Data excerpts
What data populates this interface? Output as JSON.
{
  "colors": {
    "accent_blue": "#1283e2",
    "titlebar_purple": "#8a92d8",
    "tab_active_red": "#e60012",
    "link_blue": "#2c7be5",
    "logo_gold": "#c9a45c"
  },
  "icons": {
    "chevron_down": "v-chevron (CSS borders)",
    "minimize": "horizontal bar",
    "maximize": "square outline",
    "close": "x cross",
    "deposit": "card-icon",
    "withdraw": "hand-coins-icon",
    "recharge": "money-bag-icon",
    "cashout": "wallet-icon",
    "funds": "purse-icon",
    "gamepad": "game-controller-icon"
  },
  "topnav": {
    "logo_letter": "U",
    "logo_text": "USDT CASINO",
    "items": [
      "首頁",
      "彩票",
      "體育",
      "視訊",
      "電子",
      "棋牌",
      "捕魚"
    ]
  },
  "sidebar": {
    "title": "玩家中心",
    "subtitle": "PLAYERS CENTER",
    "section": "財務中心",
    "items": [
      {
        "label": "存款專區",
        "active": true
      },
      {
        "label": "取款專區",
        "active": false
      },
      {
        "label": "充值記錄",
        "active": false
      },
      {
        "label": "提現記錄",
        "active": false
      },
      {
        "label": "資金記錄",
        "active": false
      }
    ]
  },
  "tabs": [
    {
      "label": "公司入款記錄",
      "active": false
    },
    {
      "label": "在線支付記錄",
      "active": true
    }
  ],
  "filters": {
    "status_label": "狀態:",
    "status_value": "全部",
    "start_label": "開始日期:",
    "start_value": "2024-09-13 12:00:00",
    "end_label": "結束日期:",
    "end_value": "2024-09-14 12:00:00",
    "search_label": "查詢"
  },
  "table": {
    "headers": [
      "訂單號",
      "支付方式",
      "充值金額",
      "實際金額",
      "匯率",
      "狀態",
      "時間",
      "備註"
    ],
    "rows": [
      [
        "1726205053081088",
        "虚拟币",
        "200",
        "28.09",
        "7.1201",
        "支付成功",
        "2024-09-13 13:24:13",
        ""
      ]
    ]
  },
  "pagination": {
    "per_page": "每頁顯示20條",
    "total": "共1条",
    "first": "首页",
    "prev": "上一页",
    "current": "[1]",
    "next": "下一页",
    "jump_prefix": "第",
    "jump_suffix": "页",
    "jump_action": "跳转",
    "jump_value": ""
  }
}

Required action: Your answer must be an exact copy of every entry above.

Result below:
What data populates this interface? Output as JSON.
{
  "colors": {
    "accent_blue": "#1283e2",
    "titlebar_purple": "#8a92d8",
    "tab_active_red": "#e60012",
    "link_blue": "#2c7be5",
    "logo_gold": "#c9a45c"
  },
  "icons": {
    "chevron_down": "v-chevron (CSS borders)",
    "minimize": "horizontal bar",
    "maximize": "square outline",
    "close": "x cross",
    "deposit": "card-icon",
    "withdraw": "hand-coins-icon",
    "recharge": "money-bag-icon",
    "cashout": "wallet-icon",
    "funds": "purse-icon",
    "gamepad": "game-controller-icon"
  },
  "topnav": {
    "logo_letter": "U",
    "logo_text": "USDT CASINO",
    "items": [
      "首頁",
      "彩票",
      "體育",
      "視訊",
      "電子",
      "棋牌",
      "捕魚"
    ]
  },
  "sidebar": {
    "title": "玩家中心",
    "subtitle": "PLAYERS CENTER",
    "section": "財務中心",
    "items": [
      {
        "label": "存款專區",
        "active": true
      },
      {
        "label": "取款專區",
        "active": false
      },
      {
        "label": "充值記錄",
        "active": false
      },
      {
        "label": "提現記錄",
        "active": false
      },
      {
        "label": "資金記錄",
        "active": false
      }
    ]
  },
  "tabs": [
    {
      "label": "公司入款記錄",
      "active": false
    },
    {
      "label": "在線支付記錄",
      "active": true
    }
  ],
  "filters": {
    "status_label": "狀態:",
    "status_value": "全部",
    "start_label": "開始日期:",
    "start_value": "2024-09-13 12:00:00",
    "end_label": "結束日期:",
    "end_value": "2024-09-14 12:00:00",
    "search_label": "查詢"
  },
  "table": {
    "headers": [
      "訂單號",
      "支付方式",
      "充值金額",
      "實際金額",
      "匯率",
      "狀態",
      "時間",
      "備註"
    ],
    "rows": [
      [
        "1726205053081088",
        "虚拟币",
        "200",
        "28.09",
        "7.1201",
        "支付成功",
        "2024-09-13 13:24:13",
        ""
      ]
    ]
  },
  "pagination": {
    "per_page": "每頁顯示20條",
    "total": "共1条",
    "first": "首页",
    "prev": "上一页",
    "current": "[1]",
    "next": "下一页",
    "jump_prefix": "第",
    "jump_suffix": "页",
    "jump_action": "跳转",
    "jump_value": ""
  }
}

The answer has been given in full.